Extracted information =>
↓↓↓

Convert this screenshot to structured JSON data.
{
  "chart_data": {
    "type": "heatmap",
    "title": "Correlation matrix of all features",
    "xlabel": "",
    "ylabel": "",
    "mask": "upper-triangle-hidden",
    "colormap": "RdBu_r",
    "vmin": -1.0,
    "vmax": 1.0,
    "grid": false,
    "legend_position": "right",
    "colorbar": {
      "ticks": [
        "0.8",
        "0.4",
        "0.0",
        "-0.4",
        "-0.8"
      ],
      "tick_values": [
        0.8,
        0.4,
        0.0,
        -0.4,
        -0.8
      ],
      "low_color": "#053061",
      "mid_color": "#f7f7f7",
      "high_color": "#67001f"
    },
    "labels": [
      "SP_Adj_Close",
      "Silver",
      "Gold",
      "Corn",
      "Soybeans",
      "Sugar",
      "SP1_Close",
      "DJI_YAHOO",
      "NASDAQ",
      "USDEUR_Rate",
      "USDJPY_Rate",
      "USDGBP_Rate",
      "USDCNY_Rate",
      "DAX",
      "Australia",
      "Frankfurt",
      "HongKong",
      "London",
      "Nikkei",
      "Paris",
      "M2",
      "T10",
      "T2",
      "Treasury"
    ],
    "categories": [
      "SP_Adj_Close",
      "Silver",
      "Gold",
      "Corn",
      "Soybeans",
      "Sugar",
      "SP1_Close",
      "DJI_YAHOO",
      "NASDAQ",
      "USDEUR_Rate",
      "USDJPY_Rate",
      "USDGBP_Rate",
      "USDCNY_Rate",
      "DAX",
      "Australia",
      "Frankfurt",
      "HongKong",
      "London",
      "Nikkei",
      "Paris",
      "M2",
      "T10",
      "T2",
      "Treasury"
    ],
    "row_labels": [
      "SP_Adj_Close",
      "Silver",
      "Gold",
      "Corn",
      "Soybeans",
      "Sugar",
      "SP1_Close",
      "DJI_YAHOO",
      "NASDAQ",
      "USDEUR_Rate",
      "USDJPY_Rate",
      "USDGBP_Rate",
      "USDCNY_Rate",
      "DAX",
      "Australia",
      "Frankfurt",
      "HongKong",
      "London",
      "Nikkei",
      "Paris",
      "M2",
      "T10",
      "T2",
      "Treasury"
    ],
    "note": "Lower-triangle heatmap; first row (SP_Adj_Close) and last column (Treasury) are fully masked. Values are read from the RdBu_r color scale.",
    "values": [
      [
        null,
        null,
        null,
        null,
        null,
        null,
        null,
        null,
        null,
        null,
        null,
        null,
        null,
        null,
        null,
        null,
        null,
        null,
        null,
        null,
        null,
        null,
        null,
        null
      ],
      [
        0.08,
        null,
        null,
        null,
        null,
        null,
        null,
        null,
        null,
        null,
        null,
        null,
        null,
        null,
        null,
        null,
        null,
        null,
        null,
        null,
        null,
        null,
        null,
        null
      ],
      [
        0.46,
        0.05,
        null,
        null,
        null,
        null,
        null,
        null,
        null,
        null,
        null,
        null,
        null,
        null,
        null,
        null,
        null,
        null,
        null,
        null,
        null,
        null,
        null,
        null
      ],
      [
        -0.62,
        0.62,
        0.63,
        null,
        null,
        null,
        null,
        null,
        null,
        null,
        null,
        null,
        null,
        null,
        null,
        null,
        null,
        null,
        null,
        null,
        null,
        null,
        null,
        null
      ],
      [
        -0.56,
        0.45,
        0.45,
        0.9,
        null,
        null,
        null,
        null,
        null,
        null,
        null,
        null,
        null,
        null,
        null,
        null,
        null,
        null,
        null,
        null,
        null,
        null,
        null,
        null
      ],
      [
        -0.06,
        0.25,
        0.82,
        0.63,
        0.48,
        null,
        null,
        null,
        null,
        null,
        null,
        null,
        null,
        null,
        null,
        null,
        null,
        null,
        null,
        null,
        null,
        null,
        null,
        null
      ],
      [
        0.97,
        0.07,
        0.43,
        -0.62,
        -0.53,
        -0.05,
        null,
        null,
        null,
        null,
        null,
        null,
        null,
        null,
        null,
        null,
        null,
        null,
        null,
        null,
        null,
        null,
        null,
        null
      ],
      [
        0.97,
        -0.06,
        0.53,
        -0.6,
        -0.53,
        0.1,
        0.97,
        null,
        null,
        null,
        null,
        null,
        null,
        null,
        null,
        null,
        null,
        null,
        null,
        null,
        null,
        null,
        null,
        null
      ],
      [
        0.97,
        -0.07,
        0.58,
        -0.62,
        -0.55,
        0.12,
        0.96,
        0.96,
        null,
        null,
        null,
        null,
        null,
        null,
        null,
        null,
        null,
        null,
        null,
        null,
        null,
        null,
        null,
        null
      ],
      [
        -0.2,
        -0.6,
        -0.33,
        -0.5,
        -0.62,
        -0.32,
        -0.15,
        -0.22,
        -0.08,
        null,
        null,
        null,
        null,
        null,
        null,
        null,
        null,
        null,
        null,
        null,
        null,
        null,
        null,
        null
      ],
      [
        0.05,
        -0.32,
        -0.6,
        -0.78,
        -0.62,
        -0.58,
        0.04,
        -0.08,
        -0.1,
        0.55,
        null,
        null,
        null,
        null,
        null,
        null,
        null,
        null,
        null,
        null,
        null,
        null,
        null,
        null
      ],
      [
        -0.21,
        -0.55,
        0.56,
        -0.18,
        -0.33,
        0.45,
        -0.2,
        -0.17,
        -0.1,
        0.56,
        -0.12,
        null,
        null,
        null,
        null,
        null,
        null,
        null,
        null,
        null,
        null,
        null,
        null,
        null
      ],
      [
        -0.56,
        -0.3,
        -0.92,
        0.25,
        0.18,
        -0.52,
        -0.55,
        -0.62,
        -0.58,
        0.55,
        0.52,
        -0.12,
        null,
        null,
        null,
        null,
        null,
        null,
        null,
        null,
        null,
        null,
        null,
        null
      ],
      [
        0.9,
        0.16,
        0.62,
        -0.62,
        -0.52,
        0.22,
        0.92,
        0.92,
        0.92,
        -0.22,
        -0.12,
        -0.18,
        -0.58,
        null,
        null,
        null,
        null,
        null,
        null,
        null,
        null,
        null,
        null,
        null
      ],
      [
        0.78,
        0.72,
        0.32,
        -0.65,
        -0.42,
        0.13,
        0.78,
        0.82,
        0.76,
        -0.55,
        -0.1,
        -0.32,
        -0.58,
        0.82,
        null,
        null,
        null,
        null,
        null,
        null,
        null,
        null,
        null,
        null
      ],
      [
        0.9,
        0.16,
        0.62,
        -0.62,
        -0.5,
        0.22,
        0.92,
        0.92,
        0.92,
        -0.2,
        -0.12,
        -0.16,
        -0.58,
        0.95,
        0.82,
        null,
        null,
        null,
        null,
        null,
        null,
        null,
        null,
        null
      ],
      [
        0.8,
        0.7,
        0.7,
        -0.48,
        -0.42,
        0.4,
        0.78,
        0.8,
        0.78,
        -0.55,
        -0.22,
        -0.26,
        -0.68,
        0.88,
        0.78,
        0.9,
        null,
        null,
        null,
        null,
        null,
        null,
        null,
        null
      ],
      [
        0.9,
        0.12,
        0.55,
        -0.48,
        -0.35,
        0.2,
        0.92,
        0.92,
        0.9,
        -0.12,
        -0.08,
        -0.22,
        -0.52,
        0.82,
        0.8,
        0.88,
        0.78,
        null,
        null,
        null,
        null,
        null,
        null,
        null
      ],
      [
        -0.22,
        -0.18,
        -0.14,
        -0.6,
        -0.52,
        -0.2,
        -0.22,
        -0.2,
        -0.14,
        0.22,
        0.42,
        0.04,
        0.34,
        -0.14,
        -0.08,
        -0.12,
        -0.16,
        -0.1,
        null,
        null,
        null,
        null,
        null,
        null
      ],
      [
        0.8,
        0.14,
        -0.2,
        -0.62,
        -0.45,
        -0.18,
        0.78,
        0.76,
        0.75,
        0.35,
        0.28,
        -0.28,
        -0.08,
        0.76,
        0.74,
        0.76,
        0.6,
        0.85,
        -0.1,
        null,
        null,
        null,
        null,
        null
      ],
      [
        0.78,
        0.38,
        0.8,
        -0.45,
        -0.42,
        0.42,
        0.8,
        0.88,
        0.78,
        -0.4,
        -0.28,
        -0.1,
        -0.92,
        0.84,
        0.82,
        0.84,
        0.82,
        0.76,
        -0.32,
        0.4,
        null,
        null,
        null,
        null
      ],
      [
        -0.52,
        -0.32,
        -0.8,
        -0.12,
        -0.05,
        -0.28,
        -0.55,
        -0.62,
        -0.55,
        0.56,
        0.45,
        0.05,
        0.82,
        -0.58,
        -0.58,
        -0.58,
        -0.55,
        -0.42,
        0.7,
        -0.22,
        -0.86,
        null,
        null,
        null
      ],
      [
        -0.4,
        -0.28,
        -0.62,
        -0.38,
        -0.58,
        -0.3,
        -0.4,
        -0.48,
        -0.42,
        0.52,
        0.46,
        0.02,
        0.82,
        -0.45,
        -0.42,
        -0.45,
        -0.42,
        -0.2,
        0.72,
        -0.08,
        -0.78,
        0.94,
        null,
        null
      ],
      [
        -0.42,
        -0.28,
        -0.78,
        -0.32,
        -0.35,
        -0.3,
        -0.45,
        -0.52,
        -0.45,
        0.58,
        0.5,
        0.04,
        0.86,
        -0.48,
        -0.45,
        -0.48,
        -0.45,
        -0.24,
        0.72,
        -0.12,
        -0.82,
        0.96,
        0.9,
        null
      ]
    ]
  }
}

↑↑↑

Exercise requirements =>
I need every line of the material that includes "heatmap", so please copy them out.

Solved exercise =>
    "type": "heatmap",
    "note": "Lower-triangle heatmap; first row (SP_Adj_Close) and last column (Treasury) are fully masked. Values are read from the RdBu_r color scale.",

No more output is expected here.